Element data from apps and pages:
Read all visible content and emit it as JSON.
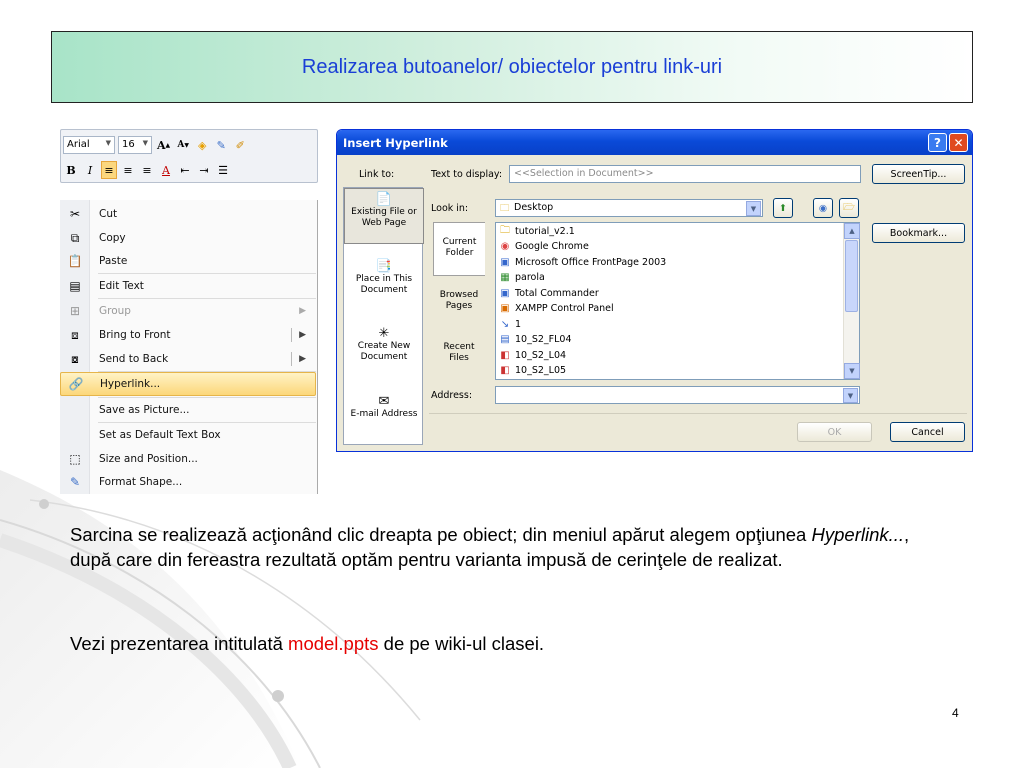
{
  "slide": {
    "title": "Realizarea butoanelor/ obiectelor pentru link-uri",
    "body_part1": "Sarcina se realizează acţionând clic dreapta pe obiect; din meniul apărut alegem opţiunea ",
    "body_italic": "Hyperlink...",
    "body_part2": ", după care din fereastra rezultată optăm pentru varianta impusă de cerinţele de realizat.",
    "line2_prefix": "Vezi prezentarea intitulată ",
    "line2_link": "model.ppts",
    "line2_suffix": " de pe wiki-ul clasei.",
    "page_number": "4",
    "accent_color": "#1a3fd6",
    "link_color": "#e60000"
  },
  "toolbar": {
    "font": "Arial",
    "size": "16",
    "grow": "A",
    "shrink": "A",
    "bold": "B",
    "italic": "I"
  },
  "context_menu": {
    "items": [
      {
        "label": "Cut",
        "icon": "scissors-icon"
      },
      {
        "label": "Copy",
        "icon": "copy-icon"
      },
      {
        "label": "Paste",
        "icon": "paste-icon"
      },
      {
        "label": "Edit Text",
        "icon": "edit-text-icon"
      },
      {
        "label": "Group",
        "icon": "group-icon",
        "disabled": true
      },
      {
        "label": "Bring to Front",
        "icon": "bring-front-icon"
      },
      {
        "label": "Send to Back",
        "icon": "send-back-icon"
      },
      {
        "label": "Hyperlink...",
        "icon": "hyperlink-icon",
        "highlighted": true
      },
      {
        "label": "Save as Picture...",
        "icon": ""
      },
      {
        "label": "Set as Default Text Box",
        "icon": ""
      },
      {
        "label": "Size and Position...",
        "icon": "size-position-icon"
      },
      {
        "label": "Format Shape...",
        "icon": "format-shape-icon"
      }
    ]
  },
  "dialog": {
    "title": "Insert Hyperlink",
    "help": "?",
    "close": "✕",
    "link_to": "Link to:",
    "text_to_display_label": "Text to display:",
    "text_to_display_value": "<<Selection in Document>>",
    "screentip": "ScreenTip...",
    "look_in_label": "Look in:",
    "look_in_value": "Desktop",
    "bookmark": "Bookmark...",
    "address_label": "Address:",
    "ok": "OK",
    "cancel": "Cancel",
    "link_types": [
      "Existing File or Web Page",
      "Place in This Document",
      "Create New Document",
      "E-mail Address"
    ],
    "side_tabs": [
      "Current Folder",
      "Browsed Pages",
      "Recent Files"
    ],
    "files": [
      "tutorial_v2.1",
      "Google Chrome",
      "Microsoft Office FrontPage 2003",
      "parola",
      "Total Commander",
      "XAMPP Control Panel",
      "1",
      "10_S2_FL04",
      "10_S2_L04",
      "10_S2_L05"
    ]
  }
}
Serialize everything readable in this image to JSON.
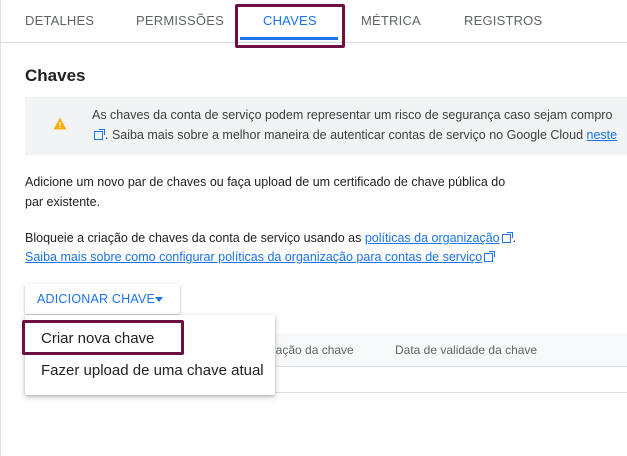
{
  "tabs": [
    {
      "label": "DETALHES"
    },
    {
      "label": "PERMISSÕES"
    },
    {
      "label": "CHAVES",
      "active": true
    },
    {
      "label": "MÉTRICA"
    },
    {
      "label": "REGISTROS"
    }
  ],
  "page_title": "Chaves",
  "banner": {
    "icon": "warning-icon",
    "line1": "As chaves da conta de serviço podem representar um risco de segurança caso sejam compro",
    "line2_text": ". Saiba mais sobre a melhor maneira de autenticar contas de serviço no Google Cloud ",
    "line2_link": "neste"
  },
  "description": {
    "line1": "Adicione um novo par de chaves ou faça upload de um certificado de chave pública do",
    "line2": "par existente."
  },
  "policy": {
    "prefix": "Bloqueie a criação de chaves da conta de serviço usando as ",
    "link1": "políticas da organização",
    "suffix": ".",
    "link2": "Saiba mais sobre como configurar políticas da organização para contas de serviço"
  },
  "add_key_button": {
    "label": "ADICIONAR CHAVE"
  },
  "table": {
    "columns": [
      "criação da chave",
      "Data de validade da chave"
    ]
  },
  "dropdown_menu": {
    "items": [
      "Criar nova chave",
      "Fazer upload de uma chave atual"
    ]
  },
  "colors": {
    "accent": "#1a73e8",
    "highlight": "#6d1041",
    "warning": "#f9ab00"
  }
}
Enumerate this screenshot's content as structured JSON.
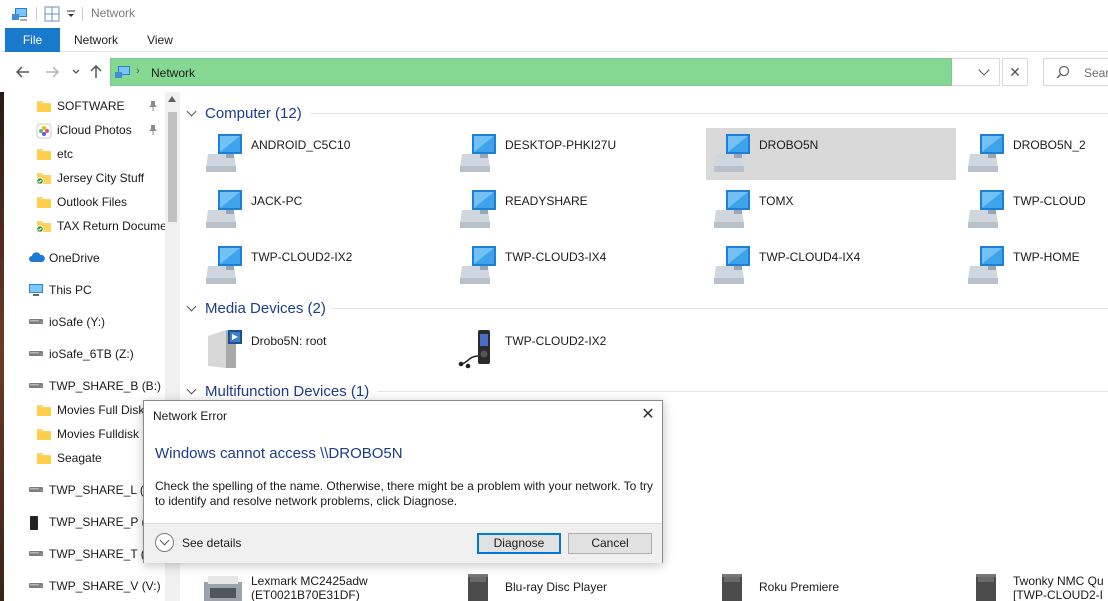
{
  "window": {
    "title": "Network"
  },
  "ribbon": {
    "tabs": [
      "File",
      "Network",
      "View"
    ]
  },
  "address": {
    "path": "Network",
    "search_placeholder": "Search"
  },
  "nav": {
    "items": [
      {
        "label": "SOFTWARE",
        "icon": "folder-icon",
        "pinned": true
      },
      {
        "label": "iCloud Photos",
        "icon": "icloud-photos-icon",
        "pinned": true
      },
      {
        "label": "etc",
        "icon": "folder-icon"
      },
      {
        "label": "Jersey City Stuff",
        "icon": "folder-synced-icon"
      },
      {
        "label": "Outlook Files",
        "icon": "folder-icon"
      },
      {
        "label": "TAX Return Docume",
        "icon": "folder-synced-icon"
      },
      {
        "label": "OneDrive",
        "icon": "onedrive-icon"
      },
      {
        "label": "This PC",
        "icon": "this-pc-icon"
      },
      {
        "label": "ioSafe (Y:)",
        "icon": "network-drive-icon"
      },
      {
        "label": "ioSafe_6TB (Z:)",
        "icon": "network-drive-icon"
      },
      {
        "label": "TWP_SHARE_B (B:)",
        "icon": "network-drive-icon"
      },
      {
        "label": "Movies Full Disk",
        "icon": "folder-icon"
      },
      {
        "label": "Movies Fulldisk",
        "icon": "folder-icon"
      },
      {
        "label": "Seagate",
        "icon": "folder-icon"
      },
      {
        "label": "TWP_SHARE_L (L:)",
        "icon": "network-drive-icon"
      },
      {
        "label": "TWP_SHARE_P (P:)",
        "icon": "usb-drive-icon"
      },
      {
        "label": "TWP_SHARE_T (T:)",
        "icon": "network-drive-icon"
      },
      {
        "label": "TWP_SHARE_V (V:)",
        "icon": "network-drive-icon"
      }
    ]
  },
  "groups": {
    "computer": {
      "title": "Computer (12)",
      "items": [
        "ANDROID_C5C10",
        "DESKTOP-PHKI27U",
        "DROBO5N",
        "DROBO5N_2",
        "JACK-PC",
        "READYSHARE",
        "TOMX",
        "TWP-CLOUD",
        "TWP-CLOUD2-IX2",
        "TWP-CLOUD3-IX4",
        "TWP-CLOUD4-IX4",
        "TWP-HOME"
      ],
      "selected": "DROBO5N"
    },
    "media": {
      "title": "Media Devices (2)",
      "items": [
        "Drobo5N: root",
        "TWP-CLOUD2-IX2"
      ]
    },
    "multifunction": {
      "title": "Multifunction Devices (1)"
    },
    "other_items": [
      {
        "line1": "Lexmark MC2425adw",
        "line2": "(ET0021B70E31DF)"
      },
      {
        "line1": "Blu-ray Disc Player"
      },
      {
        "line1": "Roku Premiere"
      },
      {
        "line1": "Twonky NMC Qu",
        "line2": "[TWP-CLOUD2-I"
      }
    ]
  },
  "dialog": {
    "title": "Network Error",
    "heading": "Windows cannot access \\\\DROBO5N",
    "body": "Check the spelling of the name. Otherwise, there might be a problem with your network. To try to identify and resolve network problems, click Diagnose.",
    "details_label": "See details",
    "diagnose_label": "Diagnose",
    "cancel_label": "Cancel"
  }
}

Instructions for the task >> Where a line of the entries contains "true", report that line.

Response to this task >>
        "disabled": true
        "highlighted": true
      "active": true
        "pinned": true
        "pinned": true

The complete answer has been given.